Talking Telford: Swept into a new year and flood season all over again

We’ve been swept into the new year on the traditional wave of overindulgence, seemingly endless board games and bleary queries that go something like “what day is it again?”

Flood defences going up in Ironbridge

For the fortunate among us the festive period is an enjoyable kind of fugue state to retreat into with family and friends, where we can try and forget about much of the outside world for a few days. But many in the Ironbridge Gorge won’t have had that luxury this year because of another kind of wave, one that is fast becoming its own unwelcome tradition. In the gorge, the end of 2023 was marked by a raging River Severn, the erection of the now-familiar hulking metal barriers and a nervous watch on the Government’s river level tracker. Yes, it’s beginning to look a lot like flood season. Again.
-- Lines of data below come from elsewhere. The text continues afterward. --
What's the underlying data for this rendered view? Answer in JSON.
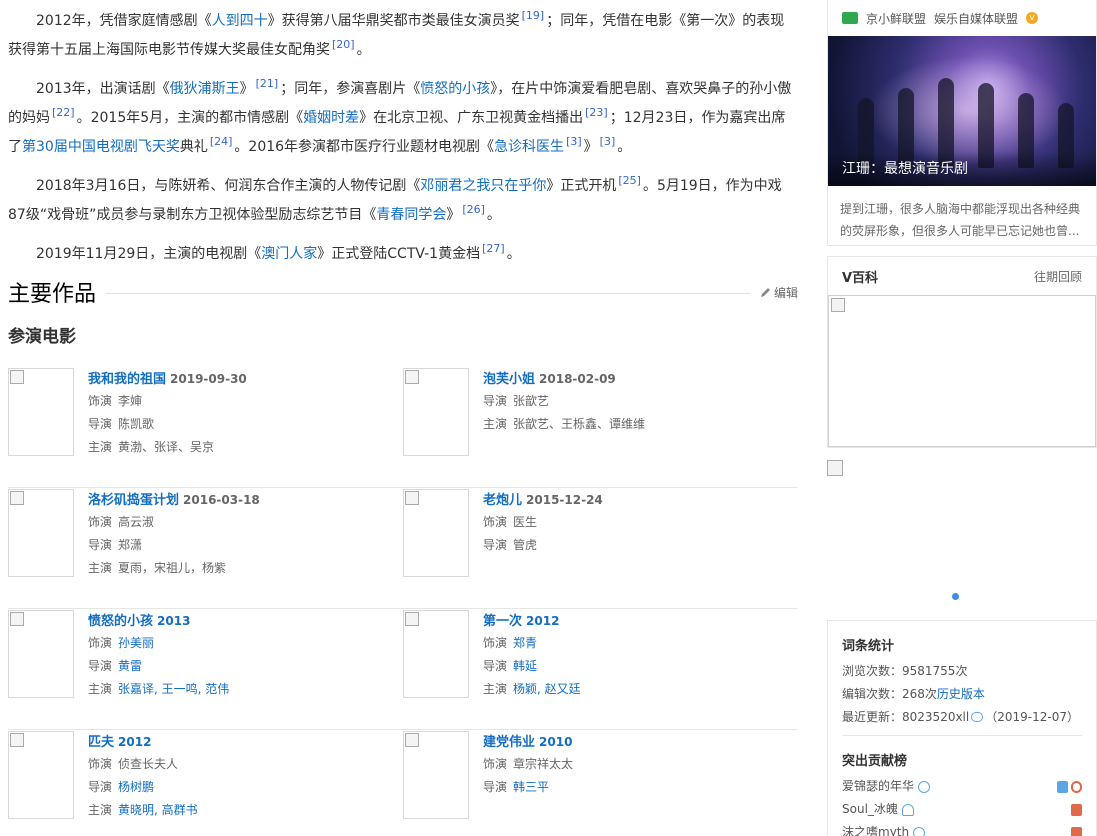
{
  "career": {
    "p1": {
      "a": "2012年，凭借家庭情感剧《",
      "l1": "人到四十",
      "b": "》获得第八届华鼎奖都市类最佳女演员奖",
      "r1": "[19]",
      "c": "；同年，凭借在电影《第一次》的表现获得第十五届上海国际电影节传媒大奖最佳女配角奖",
      "r2": "[20]",
      "d": "。"
    },
    "p2": {
      "a": "2013年，出演话剧《",
      "l1": "俄狄浦斯王",
      "b": "》",
      "r1": "[21]",
      "c": "；同年，参演喜剧片《",
      "l2": "愤怒的小孩",
      "d": "》，在片中饰演爱看肥皂剧、喜欢哭鼻子的孙小傲的妈妈",
      "r2": "[22]",
      "e": "。2015年5月，主演的都市情感剧《",
      "l3": "婚姻时差",
      "f": "》在北京卫视、广东卫视黄金档播出",
      "r3": "[23]",
      "g": "；12月23日，作为嘉宾出席了",
      "l4": "第30届中国电视剧飞天奖",
      "h": "典礼",
      "r4": "[24]",
      "i": "。2016年参演都市医疗行业题材电视剧《",
      "l5": "急诊科医生",
      "r5": "[3]",
      "j": "》",
      "r6": "[3]",
      "k": "。"
    },
    "p3": {
      "a": "2018年3月16日，与陈妍希、何润东合作主演的人物传记剧《",
      "l1": "邓丽君之我只在乎你",
      "b": "》正式开机",
      "r1": "[25]",
      "c": "。5月19日，作为中戏87级“戏骨班”成员参与录制东方卫视体验型励志综艺节目《",
      "l2": "青春同学会",
      "d": "》",
      "r2": "[26]",
      "e": "。"
    },
    "p4": {
      "a": "2019年11月29日，主演的电视剧《",
      "l1": "澳门人家",
      "b": "》正式登陆CCTV-1黄金档",
      "r1": "[27]",
      "c": "。"
    }
  },
  "works": {
    "title": "主要作品",
    "edit": "编辑",
    "subtitle": "参演电影"
  },
  "films": [
    [
      {
        "title": "我和我的祖国",
        "date": "2019-09-30",
        "lines": [
          [
            "饰演",
            "李婶"
          ],
          [
            "导演",
            "陈凯歌"
          ],
          [
            "主演",
            "黄渤、张译、吴京"
          ]
        ]
      },
      {
        "title": "泡芙小姐",
        "date": "2018-02-09",
        "lines": [
          [
            "导演",
            "张歆艺"
          ],
          [
            "主演",
            "张歆艺、王栎鑫、谭维维"
          ]
        ]
      }
    ],
    [
      {
        "title": "洛杉矶捣蛋计划",
        "date": "2016-03-18",
        "lines": [
          [
            "饰演",
            "高云淑"
          ],
          [
            "导演",
            "郑潇"
          ],
          [
            "主演",
            "夏雨，宋祖儿，杨紫"
          ]
        ]
      },
      {
        "title": "老炮儿",
        "date": "2015-12-24",
        "lines": [
          [
            "饰演",
            "医生"
          ],
          [
            "导演",
            "管虎"
          ]
        ]
      }
    ],
    [
      {
        "title": "愤怒的小孩",
        "date": "2013",
        "lines": [
          [
            "饰演",
            "孙美丽"
          ],
          [
            "导演",
            "黄雷"
          ],
          [
            "主演",
            "张嘉译, 王一鸣, 范伟"
          ]
        ]
      },
      {
        "title": "第一次",
        "date": "2012",
        "lines": [
          [
            "饰演",
            "郑青"
          ],
          [
            "导演",
            "韩延"
          ],
          [
            "主演",
            "杨颖, 赵又廷"
          ]
        ]
      }
    ],
    [
      {
        "title": "匹夫",
        "date": "2012",
        "lines": [
          [
            "饰演",
            "侦查长夫人"
          ],
          [
            "导演",
            "杨树鹏"
          ],
          [
            "主演",
            "黄晓明, 高群书"
          ]
        ]
      },
      {
        "title": "建党伟业",
        "date": "2010",
        "lines": [
          [
            "饰演",
            "章宗祥太太"
          ],
          [
            "导演",
            "韩三平"
          ]
        ]
      }
    ]
  ],
  "sidebar": {
    "source_a": "京小鲜联盟",
    "source_b": "娱乐自媒体联盟",
    "feature_caption": "江珊：最想演音乐剧",
    "feature_desc": "提到江珊，很多人脑海中都能浮现出各种经典的荧屏形象，但很多人可能早已忘记她也曾...",
    "vbaike_title": "V百科",
    "vbaike_more": "往期回顾",
    "stats_title": "词条统计",
    "views": "浏览次数：9581755次",
    "edits_prefix": "编辑次数：268次",
    "edits_link": "历史版本",
    "updated_prefix": "最近更新：",
    "updated_user": "8023520xll",
    "updated_date": "（2019-12-07）",
    "contrib_title": "突出贡献榜",
    "contributors": [
      "爱锦瑟的年华",
      "Soul_冰魄",
      "沫之嗜myth"
    ]
  }
}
Terrible flooding in the gorge used to be a once-in-a-generation occurrence. By the time I started here as a trainee reporter it was once every couple of years. Then came the historic floods of February 2020, when the barriers on the Wharfage buckled under the sheer force of the river, dozens of homes were evacuated to protect life and the nation’s media filed into Ironbridge to document it all.
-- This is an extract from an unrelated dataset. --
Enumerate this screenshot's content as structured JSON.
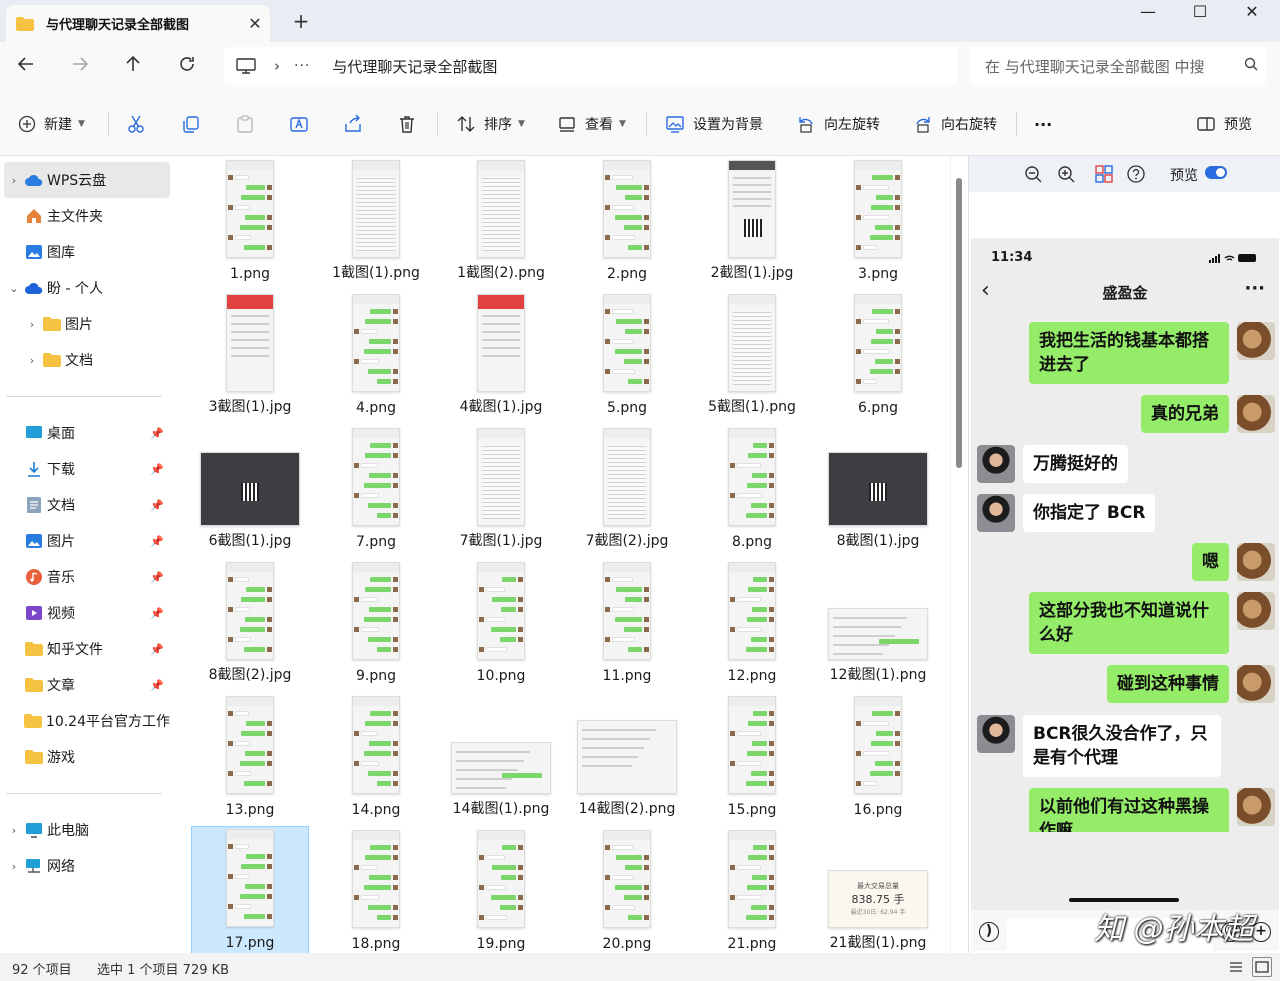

Since then, it’s been an annual guarantee: it may be in February, it could be in January, it might even be in October - but you can bet your bottom dollar that every year, after a storm or a particularly rainy period, the river will swell and the barriers will be rolled out - with all the impact on homes and business that entails. Hard-working people who would much rather be focusing on their day jobs and supporting their families through an interminable cost of living crisis are instead forced to pump water from their buildings to minimise the damage and the downtime. Individual stories of woe and loss add up all along the gorge, multiplied further up the river in Shrewsbury and further down still in Bridgnorth.

Climate change trends suggest more ‘extreme weather events’ will mean even more frequent flooding. An historic environment like Ironbridge might have had a fighting chance against 20th century once-in-a-generation flooding, but with the kind of environment humans are helping create for the 21st century, with a named storm rolling in every other week? It’s hardly a fair fight. Here’s hoping the Severn is feeling merciful in 2024.